But except these, you need to install anything else.
It can be a good thing, but if you are a beginner looking for a ready-to use system, Raspberry Pi OS with recommended software will be a better experience.
Have you noticed any other problems?

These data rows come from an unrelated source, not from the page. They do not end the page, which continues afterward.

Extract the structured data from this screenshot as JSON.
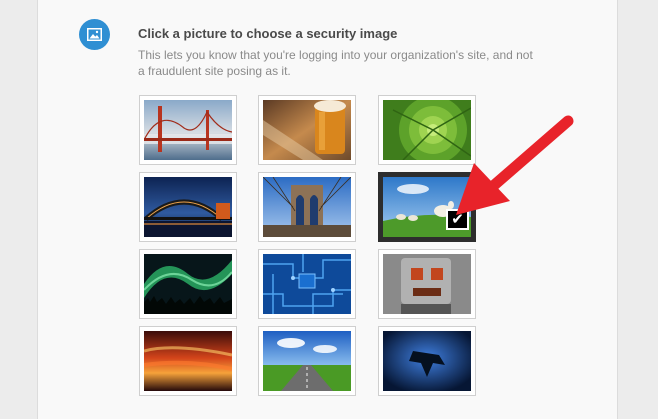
{
  "section": {
    "icon": "image-icon",
    "title": "Click a picture to choose a security image",
    "description": "This lets you know that you're logging into your organization's site, and not a fraudulent site posing as it."
  },
  "images": [
    {
      "name": "golden-gate-bridge",
      "selected": false
    },
    {
      "name": "beer-glass",
      "selected": false
    },
    {
      "name": "green-succulent",
      "selected": false
    },
    {
      "name": "harbour-bridge-night",
      "selected": false
    },
    {
      "name": "brooklyn-bridge",
      "selected": false
    },
    {
      "name": "sheep-on-hill",
      "selected": true
    },
    {
      "name": "aurora-lights",
      "selected": false
    },
    {
      "name": "circuit-board",
      "selected": false
    },
    {
      "name": "robot-toy",
      "selected": false
    },
    {
      "name": "red-sunset-sky",
      "selected": false
    },
    {
      "name": "open-road",
      "selected": false
    },
    {
      "name": "manta-ray",
      "selected": false
    }
  ],
  "colors": {
    "accent": "#2f8fd3",
    "arrow": "#e8232a",
    "selected_frame": "#2d2d2d"
  }
}
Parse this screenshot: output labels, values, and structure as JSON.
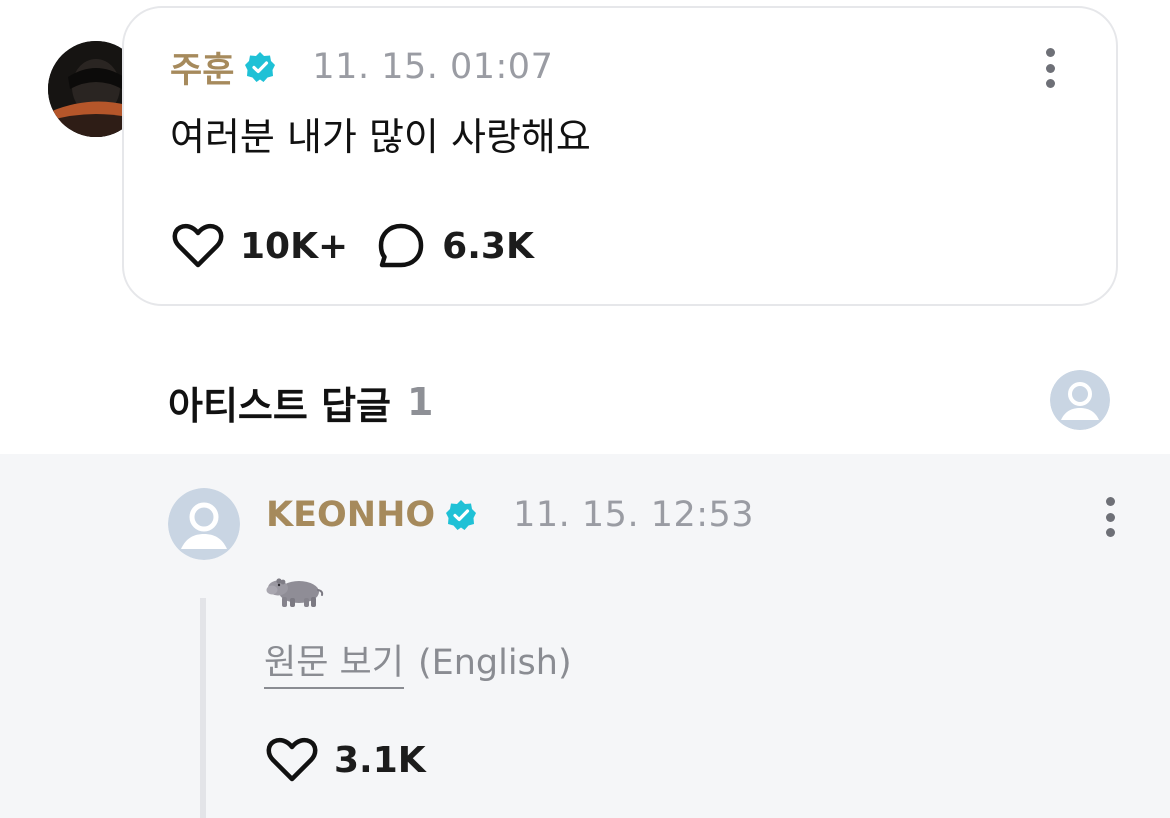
{
  "post": {
    "author": "주훈",
    "timestamp": "11. 15. 01:07",
    "text": "여러분 내가 많이 사랑해요",
    "likes": "10K+",
    "comments": "6.3K"
  },
  "artist_replies": {
    "title": "아티스트 답글",
    "count": "1"
  },
  "reply": {
    "author": "KEONHO",
    "timestamp": "11. 15. 12:53",
    "emoji_icon": "hippo-emoji-icon",
    "translate_link": "원문 보기",
    "translate_language": "(English)",
    "likes": "3.1K"
  },
  "colors": {
    "author_name": "#a68a5c",
    "verified_badge": "#1fc1d6",
    "reply_background": "#f5f6f8",
    "muted_text": "#9a9ca3"
  }
}
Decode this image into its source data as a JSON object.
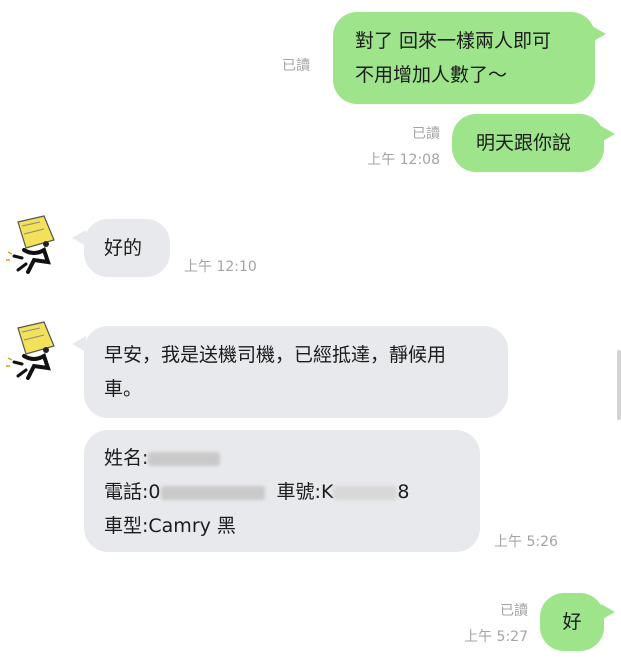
{
  "messages": {
    "m1": {
      "lines": [
        "對了 回來一樣兩人即可",
        "不用增加人數了～"
      ],
      "read": "已讀"
    },
    "m2": {
      "text": "明天跟你說",
      "read": "已讀",
      "time": "上午 12:08"
    },
    "m3": {
      "text": "好的",
      "time": "上午 12:10"
    },
    "m4": {
      "lines": [
        "早安，我是送機司機，已經抵達，靜候用",
        "車。"
      ]
    },
    "m5": {
      "name_label": "姓名:",
      "phone_label": "電話:",
      "phone_visible": "0",
      "plate_label": "車號:",
      "plate_visible_start": "K",
      "plate_visible_end": "8",
      "car_type": "車型:Camry 黑",
      "time": "上午 5:26"
    },
    "m6": {
      "text": "好",
      "read": "已讀",
      "time": "上午 5:27"
    }
  },
  "colors": {
    "outgoing": "#9de48b",
    "incoming": "#e8e9ec",
    "meta": "#a4a4a4"
  },
  "icons": {
    "avatar": "cartoon-runner-avatar"
  }
}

Tell me in the comments.
Package management in command line
If you want to try the command line, you’ll probably need the commands to manage applications on the system.
The basic command syntax is :
zypper <command> [--COMMAND-OPTIONS] [ARGUMENTS]
Here are a few examples:
- Update command:
zypper updateSame thing as on Raspberry Pi OS, but it will also ask you to install the new updates directly.
- Search command:
zypper search <string>Yep, not complicated if you already know apt 🙂
zypper install <package>Same thing, for example:
zypper install MozillaThunderbird
- And the same thing to uninstall an application:
zypper remove <package>A good one to try:
zypper remove MozillaFirefox🙂
You can find all the installed packages with:
zypper packages --installed-only
So it’s pretty easy to switch if you are used to apt.
Wi-Fi / Bluetooth configuration
If you need to use the Wi-Fi as your main network connection (or just to set your network settings with Ethernet), you can do this in the control center.
It’s not the best experience, but it works:
However, I didn’t find a way to fix the Bluetooth issue.
I find a few discussions with some hints, but nothing worked for me, so I can’t help you about this.
Fix the audio
Same thing for the audio output.
The jack port will not work on openSUSE with a Raspberry Pi 4, as it’s not supported yet.
This will probably be fixed in a future release, but for now there is no solution.
By the way, the HDMI output wasn’t working for me either.
So I hope they will fix at least once very soon.
I’ll share the fix with you, if I find one.
(if you have a solution, even a workaround, let me know in the comments)
That’s it for this openSUSE setup guide and quick overview.
To sum up, I find this distribution interesting, but there are a few things to fix and configure for the best experience.
I hope they will continue to work for the Raspberry Pi, an add the missing drivers to make everything work correctly.
Did you try it? Any other feedback about it?
If you want to know my best recommendations for an operating system to try on Raspberry Pi, check this link to find the current ranking.
Hint: openSUSE is not yet in it 🙂